Why comparing Warriors' Eric Paschall to Draymond Green should stop

Editor's note: Grant Liffmann (@grantliffmann) is the co-host of Warriors Outsiders, which airs on NBC Sports Bay Area 60 minutes after every game. Each week, Grant will drop his Outsider Observation on the state of the Dubs.

The offseason comparisons between Warriors rookie Eric Paschall and star forward Draymond Green made sense. Both were highly successful four-year college basketball players from big-time programs that were taken in the second round of the NBA draft due to concerns of their overall athleticism and their inability to fit in to a traditional position.

Both players supposedly were too undersized to play the power forward position in the NBA, but also not quick or polished enough to be small forwards. Even their physiques had similar builds. So with all of that, comparing the two players before the season began was logical.

But it is not anymore.

The most important caveat is that Green is a three-time All-Star, a Defensive Player of the Year, three-time NBA champion and at one point, was widely considered a top-20 player in the league. Conversely, Paschall is a rookie who has not had a chance to accomplish an NBA resume yet.

Comparing both players seems silly already, and it is unfair to Paschall for creating expectations for that type of success. And yet if the side-by-side comparison is simply regarding how they play, Paschall and Green are completely different in their skillsets and approach to the game. 

On the defensive end, Draymond is one of the best help-side defenders in the modern NBA. He plays a "free safety" type role, using his unique ability to read the opponent's every move while also having the quickness and strength to counter them.

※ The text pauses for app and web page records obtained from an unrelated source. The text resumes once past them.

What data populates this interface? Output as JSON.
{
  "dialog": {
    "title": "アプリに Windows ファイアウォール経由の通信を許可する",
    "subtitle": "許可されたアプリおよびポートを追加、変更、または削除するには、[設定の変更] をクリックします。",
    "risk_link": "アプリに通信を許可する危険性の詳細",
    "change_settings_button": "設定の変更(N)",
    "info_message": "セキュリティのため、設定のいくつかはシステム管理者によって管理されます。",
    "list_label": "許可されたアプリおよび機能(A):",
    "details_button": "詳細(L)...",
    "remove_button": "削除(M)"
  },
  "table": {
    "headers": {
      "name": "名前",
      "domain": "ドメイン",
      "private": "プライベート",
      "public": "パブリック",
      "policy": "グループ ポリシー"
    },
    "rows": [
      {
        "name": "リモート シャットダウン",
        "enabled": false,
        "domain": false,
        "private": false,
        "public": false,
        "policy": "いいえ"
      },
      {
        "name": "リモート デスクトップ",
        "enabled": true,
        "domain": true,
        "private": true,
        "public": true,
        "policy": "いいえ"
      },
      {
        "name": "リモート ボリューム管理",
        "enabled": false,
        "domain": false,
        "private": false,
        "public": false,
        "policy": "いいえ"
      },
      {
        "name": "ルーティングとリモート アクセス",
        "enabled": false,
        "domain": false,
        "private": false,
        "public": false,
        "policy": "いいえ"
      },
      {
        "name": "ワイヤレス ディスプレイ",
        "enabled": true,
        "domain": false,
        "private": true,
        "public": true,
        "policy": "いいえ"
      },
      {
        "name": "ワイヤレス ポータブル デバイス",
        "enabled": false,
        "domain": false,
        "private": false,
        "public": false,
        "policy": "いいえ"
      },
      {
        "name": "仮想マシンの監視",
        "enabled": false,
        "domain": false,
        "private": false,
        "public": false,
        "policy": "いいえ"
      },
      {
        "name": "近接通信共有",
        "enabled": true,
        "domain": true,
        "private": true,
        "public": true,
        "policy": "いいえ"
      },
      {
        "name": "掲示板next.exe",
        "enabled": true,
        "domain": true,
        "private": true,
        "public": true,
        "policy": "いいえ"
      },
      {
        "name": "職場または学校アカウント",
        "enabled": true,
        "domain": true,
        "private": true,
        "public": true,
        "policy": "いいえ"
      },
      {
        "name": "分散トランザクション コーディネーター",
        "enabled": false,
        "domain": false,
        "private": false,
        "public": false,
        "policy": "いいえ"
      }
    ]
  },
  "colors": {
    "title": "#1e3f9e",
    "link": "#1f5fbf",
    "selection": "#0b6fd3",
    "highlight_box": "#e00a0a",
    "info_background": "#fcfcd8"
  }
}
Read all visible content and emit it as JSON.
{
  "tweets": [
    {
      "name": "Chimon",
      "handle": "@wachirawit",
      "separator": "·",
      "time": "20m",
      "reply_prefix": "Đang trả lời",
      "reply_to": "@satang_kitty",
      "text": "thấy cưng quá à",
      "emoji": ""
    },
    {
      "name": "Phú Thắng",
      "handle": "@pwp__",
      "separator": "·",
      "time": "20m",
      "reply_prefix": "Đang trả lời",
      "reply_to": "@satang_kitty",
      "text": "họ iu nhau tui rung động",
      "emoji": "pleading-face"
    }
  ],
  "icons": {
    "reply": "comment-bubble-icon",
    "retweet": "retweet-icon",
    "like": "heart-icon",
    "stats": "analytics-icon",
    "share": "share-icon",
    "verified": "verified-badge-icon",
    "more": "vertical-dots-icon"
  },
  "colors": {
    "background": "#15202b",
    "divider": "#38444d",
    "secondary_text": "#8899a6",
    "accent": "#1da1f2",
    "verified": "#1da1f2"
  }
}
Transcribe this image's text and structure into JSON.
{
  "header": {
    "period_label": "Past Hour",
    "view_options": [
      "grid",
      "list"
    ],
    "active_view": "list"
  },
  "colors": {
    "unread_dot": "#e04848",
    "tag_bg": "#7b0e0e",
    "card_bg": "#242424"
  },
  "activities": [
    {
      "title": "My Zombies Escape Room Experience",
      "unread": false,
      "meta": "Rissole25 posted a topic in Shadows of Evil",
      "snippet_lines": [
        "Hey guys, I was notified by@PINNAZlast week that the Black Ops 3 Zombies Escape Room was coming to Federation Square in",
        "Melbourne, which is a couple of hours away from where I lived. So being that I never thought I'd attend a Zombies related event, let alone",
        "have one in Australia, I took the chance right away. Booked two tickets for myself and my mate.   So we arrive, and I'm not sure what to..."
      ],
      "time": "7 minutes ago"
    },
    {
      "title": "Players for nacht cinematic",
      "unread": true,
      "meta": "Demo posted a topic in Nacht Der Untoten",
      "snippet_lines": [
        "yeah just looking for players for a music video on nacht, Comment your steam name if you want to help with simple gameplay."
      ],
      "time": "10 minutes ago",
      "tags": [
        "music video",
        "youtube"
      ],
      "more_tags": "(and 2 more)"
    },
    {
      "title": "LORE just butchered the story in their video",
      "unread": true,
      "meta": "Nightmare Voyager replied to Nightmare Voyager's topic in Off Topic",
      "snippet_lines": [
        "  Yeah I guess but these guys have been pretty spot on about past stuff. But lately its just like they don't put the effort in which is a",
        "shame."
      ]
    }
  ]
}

Despite being just 6-foot-6, Green is elite at guarding big men in the NBA, while also having the unique ability to defend every position on the court.

Paschall, on the other hand, still is learning to play defense at the NBA level, and even with that, has shown to be more of a one-on-one defender so far. While he is more accustomed to guarding the power forward position, he has had impressive defensive moments defending "straight up" against wings, sliding his feet and using his strength to force them into tough shots.

It will take time for Paschall to develop from a good defender into the great one that many think he is capable of becoming. Regardless, his current projection does not have him playing the same defensive style as Green.

On offense, the contrast between the two is even greater. Green became one of the most unique offensive threats in the game as a great playmaker in transition and out of the pick-and-roll. His ability to push the ball full speed in the fast break and expose slow opposing big men helped pave the way for the Warriors' "Death Lineup" that revolutionized small-ball.

At his peak, Green was a 39 percent 3-point shooter, but scored most of his points on the break attacking the hoop. His elite passing ability helped him rack up assists, where he could spread the ball around to the greatest shooters of all-time surrounding him. 

[RELATED: Why Dubs are in power position with Burks at trade deadline]

While Paschall has shown glimpses of impressive playmaking talent, his real bread and butter so far in the NBA has been dominating opponents one-on-one. He is remarkably explosive jumping off two feet, and he is able to combine his great strength with unique finesse when finishing over defenders at the rim. His shooting is very inconsistent from deep, just like Draymond, but he still is refining a mid-range pull-up that keeps defenders honest.

For being only a few months into this NBA career, Paschall already has become a "throw the ball to him and clear out of the way" type talent on offense. While Paschall might never be the type of offensive quarterback like Green, he already is on his way to becoming a more dynamic scoring threat.

Draymond will continue to take Paschall under his wing and teach him the nuances of the game. But when all is said and done, the two Warriors will complement each other very nicely on the court with their own personal skills and differentiated abilities, rather than repetitive and possibly gratuitous similarities.